#### [What to do]
In the data, find the word "bluetooth" and copy out every line that has it.

Data about app and page elements:
■ ■ ■ ■
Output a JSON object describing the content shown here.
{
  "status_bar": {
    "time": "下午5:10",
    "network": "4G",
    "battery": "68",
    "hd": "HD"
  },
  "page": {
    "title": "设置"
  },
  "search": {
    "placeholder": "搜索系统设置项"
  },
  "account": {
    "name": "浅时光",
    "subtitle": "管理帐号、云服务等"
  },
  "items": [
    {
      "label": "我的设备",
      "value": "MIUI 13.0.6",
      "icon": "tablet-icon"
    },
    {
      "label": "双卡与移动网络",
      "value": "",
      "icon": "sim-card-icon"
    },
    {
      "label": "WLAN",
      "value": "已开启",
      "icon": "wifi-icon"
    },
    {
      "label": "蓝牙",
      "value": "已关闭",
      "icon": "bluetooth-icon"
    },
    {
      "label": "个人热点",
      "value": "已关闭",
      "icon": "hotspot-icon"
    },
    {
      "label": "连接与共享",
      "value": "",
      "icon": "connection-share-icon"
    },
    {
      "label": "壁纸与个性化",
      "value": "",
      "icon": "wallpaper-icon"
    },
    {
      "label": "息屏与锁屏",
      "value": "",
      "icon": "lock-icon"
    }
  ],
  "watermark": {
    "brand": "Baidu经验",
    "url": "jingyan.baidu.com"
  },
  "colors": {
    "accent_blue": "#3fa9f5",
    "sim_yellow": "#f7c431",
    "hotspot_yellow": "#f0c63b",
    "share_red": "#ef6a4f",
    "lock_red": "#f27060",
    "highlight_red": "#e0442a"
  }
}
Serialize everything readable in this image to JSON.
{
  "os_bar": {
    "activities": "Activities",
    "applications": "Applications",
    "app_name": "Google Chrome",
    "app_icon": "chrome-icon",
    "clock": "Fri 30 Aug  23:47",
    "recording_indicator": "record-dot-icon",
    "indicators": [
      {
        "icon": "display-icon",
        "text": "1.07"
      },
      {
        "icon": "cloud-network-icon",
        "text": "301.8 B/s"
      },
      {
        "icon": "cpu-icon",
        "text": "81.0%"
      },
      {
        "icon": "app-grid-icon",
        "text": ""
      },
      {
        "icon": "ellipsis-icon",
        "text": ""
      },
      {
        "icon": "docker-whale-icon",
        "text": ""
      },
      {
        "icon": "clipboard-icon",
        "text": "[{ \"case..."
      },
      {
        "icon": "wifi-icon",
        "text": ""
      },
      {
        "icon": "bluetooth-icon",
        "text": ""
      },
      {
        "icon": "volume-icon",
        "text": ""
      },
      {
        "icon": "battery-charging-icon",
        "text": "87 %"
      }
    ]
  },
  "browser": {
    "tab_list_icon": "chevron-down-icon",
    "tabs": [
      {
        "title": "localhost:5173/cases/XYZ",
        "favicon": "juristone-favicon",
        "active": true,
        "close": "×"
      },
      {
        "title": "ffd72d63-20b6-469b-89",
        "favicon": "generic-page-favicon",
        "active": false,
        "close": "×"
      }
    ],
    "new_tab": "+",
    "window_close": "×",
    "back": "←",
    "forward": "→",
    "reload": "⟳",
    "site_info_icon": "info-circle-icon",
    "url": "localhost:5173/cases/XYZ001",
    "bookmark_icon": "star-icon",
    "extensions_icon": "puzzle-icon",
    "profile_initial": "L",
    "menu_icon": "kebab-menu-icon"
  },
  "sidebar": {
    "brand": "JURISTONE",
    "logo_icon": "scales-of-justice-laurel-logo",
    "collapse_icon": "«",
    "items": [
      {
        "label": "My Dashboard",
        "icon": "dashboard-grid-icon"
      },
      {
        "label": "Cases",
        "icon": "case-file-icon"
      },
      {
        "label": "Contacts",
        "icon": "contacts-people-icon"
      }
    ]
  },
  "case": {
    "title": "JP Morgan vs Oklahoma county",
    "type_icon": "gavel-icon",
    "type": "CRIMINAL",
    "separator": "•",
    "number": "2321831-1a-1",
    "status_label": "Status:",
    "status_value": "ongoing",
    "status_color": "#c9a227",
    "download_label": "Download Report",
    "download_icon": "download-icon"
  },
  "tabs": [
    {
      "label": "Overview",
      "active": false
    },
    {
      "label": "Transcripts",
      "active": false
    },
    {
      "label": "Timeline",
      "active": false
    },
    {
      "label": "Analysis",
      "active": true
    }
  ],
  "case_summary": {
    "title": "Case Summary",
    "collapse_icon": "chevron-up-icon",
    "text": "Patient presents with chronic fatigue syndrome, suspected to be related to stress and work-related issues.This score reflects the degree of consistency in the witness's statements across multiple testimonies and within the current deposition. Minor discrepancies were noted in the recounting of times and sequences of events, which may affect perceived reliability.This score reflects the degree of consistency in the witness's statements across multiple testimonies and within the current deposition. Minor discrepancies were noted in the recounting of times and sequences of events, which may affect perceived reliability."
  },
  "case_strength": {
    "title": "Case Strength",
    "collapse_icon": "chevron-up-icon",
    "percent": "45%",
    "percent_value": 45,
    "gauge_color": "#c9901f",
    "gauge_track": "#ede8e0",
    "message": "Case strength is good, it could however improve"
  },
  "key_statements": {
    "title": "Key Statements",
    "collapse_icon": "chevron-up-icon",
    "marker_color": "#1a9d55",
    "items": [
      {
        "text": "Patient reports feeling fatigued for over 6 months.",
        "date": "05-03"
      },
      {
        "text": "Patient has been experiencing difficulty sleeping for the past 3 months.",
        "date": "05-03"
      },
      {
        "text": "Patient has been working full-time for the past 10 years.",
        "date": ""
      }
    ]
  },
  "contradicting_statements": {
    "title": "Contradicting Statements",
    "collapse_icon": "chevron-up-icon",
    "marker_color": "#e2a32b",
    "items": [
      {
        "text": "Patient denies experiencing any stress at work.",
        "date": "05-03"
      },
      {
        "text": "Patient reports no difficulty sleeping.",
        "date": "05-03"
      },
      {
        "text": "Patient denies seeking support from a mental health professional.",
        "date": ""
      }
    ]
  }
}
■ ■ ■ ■
#### [Response to the exercise]
      "icon": "bluetooth-icon"
        "icon": "bluetooth-icon",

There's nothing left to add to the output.